Here is some step by step tips on how to approach the process of revising manuscripts post-peer-review comments:
Take it easy: Once you receive peer-review comments, the first reaction is to go through it at one go in excitement. However, responding to the comments must be done in a much calmer manner. It is best to revisit the comments after a few days, once you have worn out the initial feelings.
Organize: read the comments multiple times. Often, reviewers suggest certain major and minor comments. Authors often lose sight of the minor comments while they are pre-occupied to deal with the major comments. However, as a professional, you are expected to address each and every comment.
It is suggested that you tabulate the comments in detail. Demarcate each comment in certain categories: editorial changes, formatting related changes, comments on methodology, comments on data-work, etc. Once you have tabulated the comments, estimate how much time and effort it will require you to address all those comments. This then gives you a more definitive idea of how much effort you need for revision to address all peer-review comments.
Take a call: actually, it involves multiple calls, but you should take them one by one. First and foremost, you need to decide if you will make all the revisions requested or not. Often, reviewers may make suggestions to which you need not necessarily agree to.
Some comments are tricky, especially those related to the research itself – to the methodology used, for instance, or the results obtained and the conclusions drawn from them. These may require considerable revision requiring extra time and funding to accomplish, or they may necessitate thinking about and reporting your research in different ways. You need to decide whether you want to walk the mile or stick to what you already have produced.
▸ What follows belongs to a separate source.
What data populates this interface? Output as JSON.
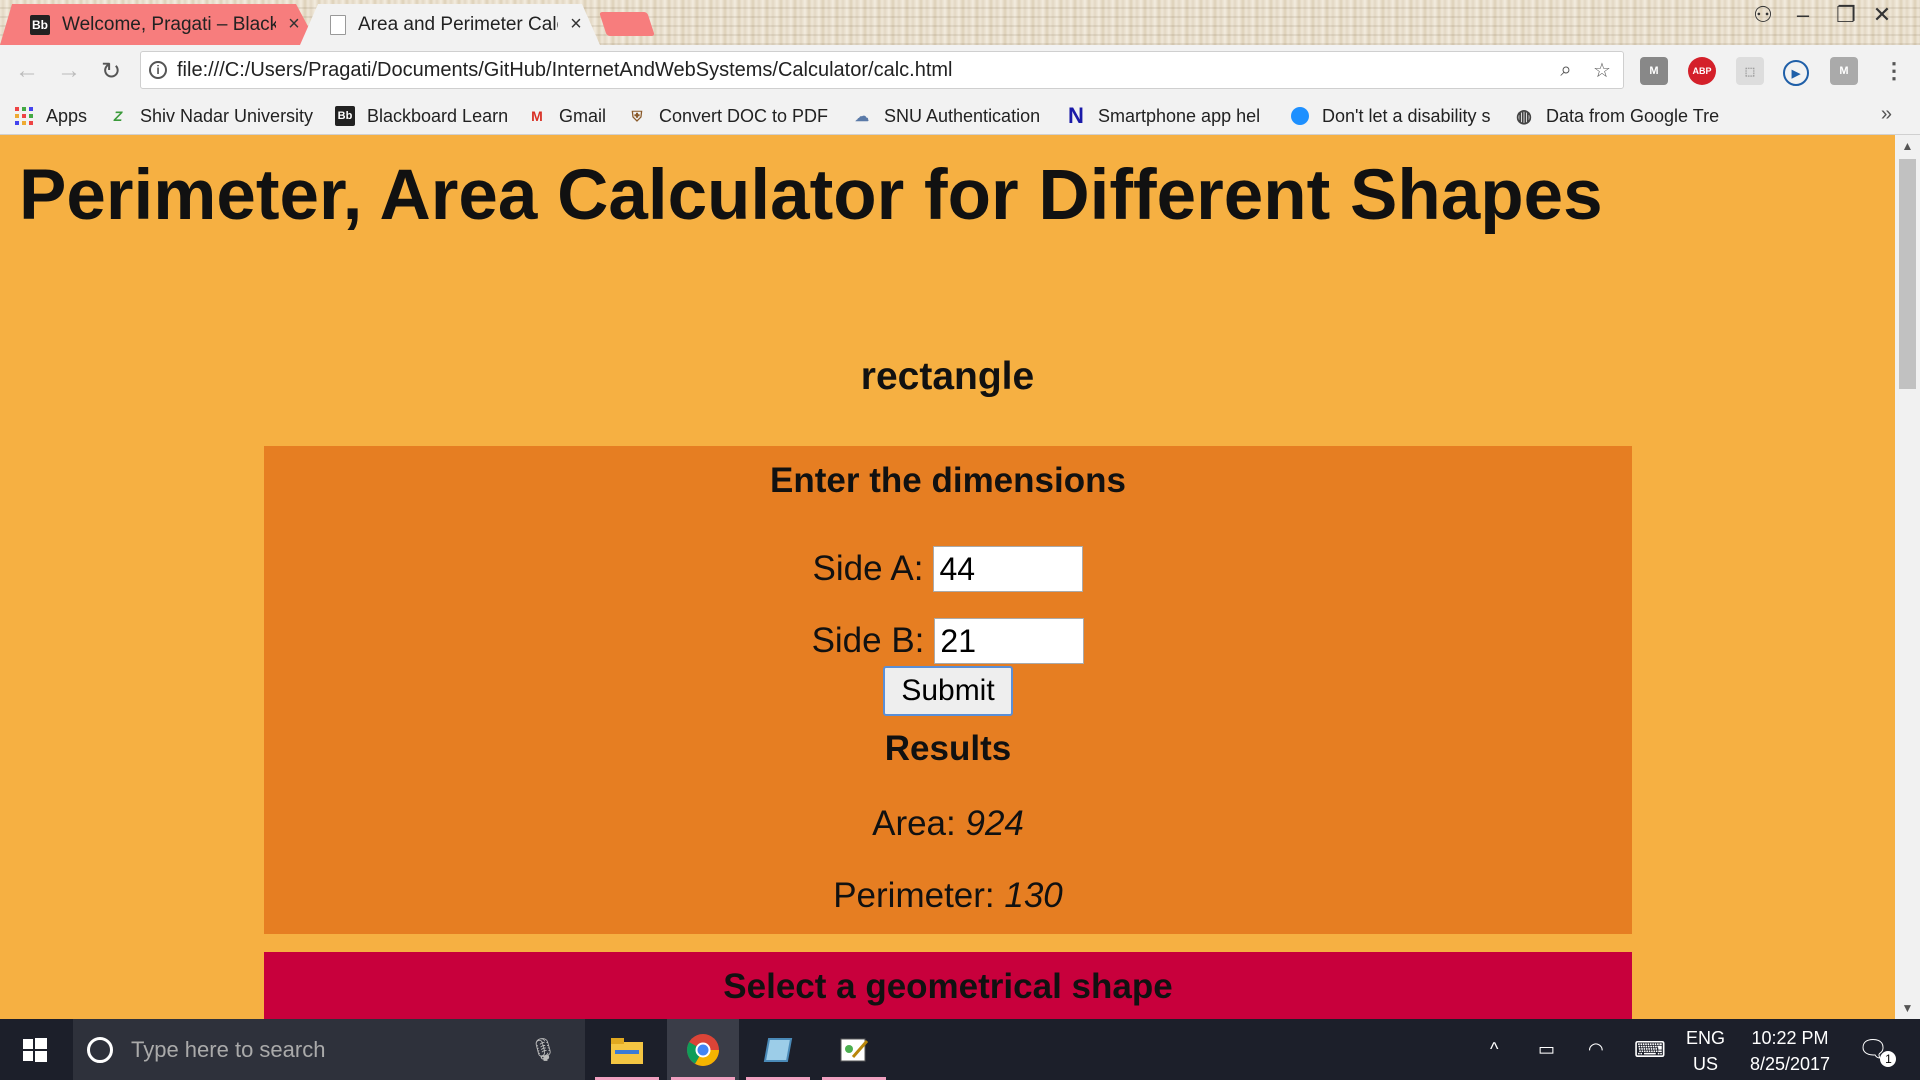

All these decisions lead to the final call; if you still want to pursue publishing the academic paper in the journal. You may choose to accept some constructive comments which may help you improve your manuscript, but prefer to submit the improved draft to some other journal.
Respond to the editor: Irrespective of what calls you take, as a professional courtesy, write back to the editor who has shared the feedback with you. Share the list of comments, address each comment as to whether you disagree to it (and why) or you agree (and what you are going to do to address it). If you are keen to pursue publishing in the same journal, let the editor know by when you can re-share the manuscript based on your time estimation.